Document Type



Doctor of Philosophy


Chemical Engineering

First Adviser

Mittal, Jeetain

Other advisers/committee members

Jagota, Anand; Ou-Yang, H. Daniel; Cheng, Xuanhong

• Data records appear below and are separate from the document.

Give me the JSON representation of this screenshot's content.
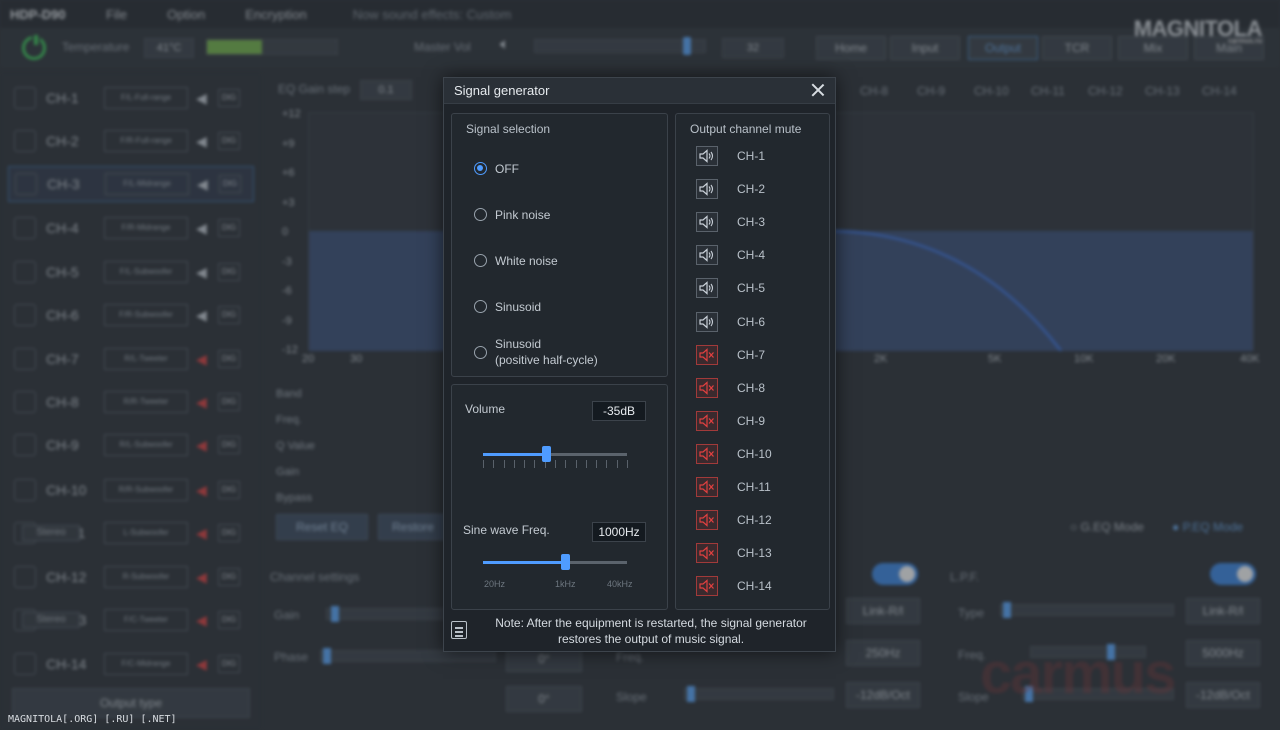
{
  "app": {
    "brand": "HDP-D90",
    "menus": [
      "File",
      "Option",
      "Encryption"
    ],
    "effects_status": "Now sound effects: Custom",
    "logo": "MAGNITOLA",
    "logo_sub": "carmus.ru"
  },
  "topbar": {
    "temperature_label": "Temperature",
    "temperature_value": "41°C",
    "temperature_level": 0.42,
    "master_vol_label": "Master Vol",
    "master_vol_value": "32",
    "nav": [
      "Home",
      "Input",
      "Output",
      "TCR",
      "Mix",
      "Main"
    ],
    "nav_active": "Output"
  },
  "channels": [
    {
      "name": "CH-1",
      "type": "F/L-Full-range",
      "muted": false
    },
    {
      "name": "CH-2",
      "type": "F/R-Full-range",
      "muted": false
    },
    {
      "name": "CH-3",
      "type": "F/L-Midrange",
      "muted": false
    },
    {
      "name": "CH-4",
      "type": "F/R-Midrange",
      "muted": false
    },
    {
      "name": "CH-5",
      "type": "F/L-Subwoofer",
      "muted": false
    },
    {
      "name": "CH-6",
      "type": "F/R-Subwoofer",
      "muted": false
    },
    {
      "name": "CH-7",
      "type": "R/L-Tweeter",
      "muted": true
    },
    {
      "name": "CH-8",
      "type": "R/R-Tweeter",
      "muted": true
    },
    {
      "name": "CH-9",
      "type": "R/L-Subwoofer",
      "muted": true
    },
    {
      "name": "CH-10",
      "type": "R/R-Subwoofer",
      "muted": true
    },
    {
      "name": "CH-11",
      "type": "L-Subwoofer",
      "muted": true
    },
    {
      "name": "CH-12",
      "type": "R-Subwoofer",
      "muted": true
    },
    {
      "name": "CH-13",
      "type": "F/C-Tweeter",
      "muted": true
    },
    {
      "name": "CH-14",
      "type": "F/C-Midrange",
      "muted": true
    }
  ],
  "stereo_label": "Stereo",
  "output_type_label": "Output type",
  "eq": {
    "gain_step_label": "EQ Gain step",
    "gain_step_value": "0.1",
    "y_ticks": [
      "+12",
      "+9",
      "+6",
      "+3",
      "0",
      "-3",
      "-6",
      "-9",
      "-12"
    ],
    "x_ticks": [
      "20",
      "30",
      "2K",
      "5K",
      "10K",
      "20K",
      "40K"
    ],
    "channel_checks": [
      "CH-8",
      "CH-9",
      "CH-10",
      "CH-11",
      "CH-12",
      "CH-13",
      "CH-14"
    ],
    "row_labels": [
      "Band",
      "Freq.",
      "Q Value",
      "Gain",
      "Bypass"
    ],
    "reset_label": "Reset EQ",
    "restore_label": "Restore",
    "geq_label": "G.EQ Mode",
    "peq_label": "P.EQ Mode"
  },
  "bottom": {
    "channel_settings": "Channel settings",
    "gain": "Gain",
    "phase": "Phase",
    "phase_0": "0°",
    "phase_180": "0°",
    "link_rl": "Link-R/l",
    "freq": "Freq.",
    "slope": "Slope",
    "hpf_freq": "250Hz",
    "hpf_slope": "-12dB/Oct",
    "lpf": "L.P.F.",
    "type": "Type",
    "lpf_freq": "5000Hz",
    "lpf_slope": "-12dB/Oct"
  },
  "watermark": "MAGNITOLA[.ORG] [.RU] [.NET]",
  "watermark_car": "carmus",
  "dialog": {
    "title": "Signal generator",
    "signal_selection_title": "Signal selection",
    "signals": [
      "OFF",
      "Pink noise",
      "White noise",
      "Sinusoid",
      "Sinusoid\n(positive half-cycle)"
    ],
    "selected_signal": 0,
    "volume_label": "Volume",
    "volume_value": "-35dB",
    "volume_position": 0.44,
    "freq_label": "Sine wave Freq.",
    "freq_value": "1000Hz",
    "freq_position": 0.57,
    "freq_scale": [
      "20Hz",
      "1kHz",
      "40kHz"
    ],
    "mute_title": "Output channel mute",
    "mute_channels": [
      {
        "name": "CH-1",
        "muted": false
      },
      {
        "name": "CH-2",
        "muted": false
      },
      {
        "name": "CH-3",
        "muted": false
      },
      {
        "name": "CH-4",
        "muted": false
      },
      {
        "name": "CH-5",
        "muted": false
      },
      {
        "name": "CH-6",
        "muted": false
      },
      {
        "name": "CH-7",
        "muted": true
      },
      {
        "name": "CH-8",
        "muted": true
      },
      {
        "name": "CH-9",
        "muted": true
      },
      {
        "name": "CH-10",
        "muted": true
      },
      {
        "name": "CH-11",
        "muted": true
      },
      {
        "name": "CH-12",
        "muted": true
      },
      {
        "name": "CH-13",
        "muted": true
      },
      {
        "name": "CH-14",
        "muted": true
      }
    ],
    "note_line1": "Note: After the equipment is restarted, the signal generator",
    "note_line2": "restores the output of music signal."
  },
  "colors": {
    "accent": "#4f9cff",
    "muted_red": "#e04040",
    "dialog_bg": "#1f242a"
  }
}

The bottom-up assembly of material architectures with tunable complexity, function, composition, and structure is a long sought goal in rational materials design. One promising approach aims to harnesses the programmability and specificity of DNA hybridization in order to direct the assembly of oligonucleotide-functionalized nano- and micro-particles by tailoring, in part, interparticle interactions. DNA-programmable assembly into three-dimensionally ordered structures has attracted extensive research interest owing to emergent applications in photonics, plasmonics and catalysis and potentially many other areas. Progress on the rational design of DNA-mediated interactions to create useful two-dimensional structures (e.g., structured films), on the other hand, has been rather slow. In this thesis, we establish strategies to engineer a diversity of 2D crystalline arrangements by designing and exploiting DNA-programmable interparticle interactions. We employ a combination of simulation, theory and experiments to predict and confirm accessibility of 2D structural diversity in an effort to establish a rational approach to 2D DNA-mediated particle assembly.We start with the experimental realization of 2D DNA-mediated assembly by decorating micron-sized silica particles with covalently attached single-stranded DNA through a two-step reaction. Subsequently, we elucidate sensitivity and ultimate controllability of DNA-mediated assembly—specifically the melting transition from dispersed singlet particles to aggregated or assembled structures—through control of the concentration of commonly employed nonionic surfactants. We relate the observed tunability to an apparent coupling with the critical micelle temperature in these systems. Also, both square and hexagonal 2D ordered particle arrangements are shown to evolve from disordered aggregates under appropriate annealing conditions defined based upon pre-established melting profiles. Subsequently, the controlled mixing of complementary ssDNA functionality on individual particles (‘multi-flavoring’) as opposed to functionalization of particles with the same type of ssDNA (‘uni-flavoring’) is explored as a possible design handle for tuning interparticle interactions and, thereby, accessing diverse structures. We employ a combination of simulations, theory, and experimental validation toward establishing ‘multi-flavoring’ as a rational design strategy. Firstly, MD simulations are carried out using effective pair potentials to describe interparticle interactions that are representative of different degrees of ssDNA ‘multi-flavoring’. These simulations reveal the template-free assembly of a diversity of 2D crystal polymorphs that is apparently tunable by controlling the relative attractive strengths between like and unlike functionalized particles. The resulting phase diagrams predict conditions (i.e., strengths of relative interparticle interactions) for obtaining crystalline phases with lattice symmetries ranging among square, alternating string hexagonal, random hexagonal, rhombic, honeycomb, and even kagome.Finally, these model findings are translated to experiments, in which binary microparticles are decorated with a tailored mixture of two different complementary ssDNA strands as a straight-forward means to realize tunable particle interactions. Guided by simple statistical mechanics and the detailed MD simulations, ‘multi-flavoring’ and control of solution phase particle stoichiometry resulted in experimental realization of structurally diverse 2D microparticle assemblies consistent with predictions, such as square, pentagonal and hexagonal lattices (honeycomb, kagome). The combined simulation, theory, and experimental findings reveal how control of interparticle interactions via DNA-functionalized particle “multi-flavoring” can lead to an even wider range of accessible colloidal crystal structures. The 2D experiments coupled with the model predictions may be used to provide new fundamental insight into nano- or microparticle assembly in three dimensions.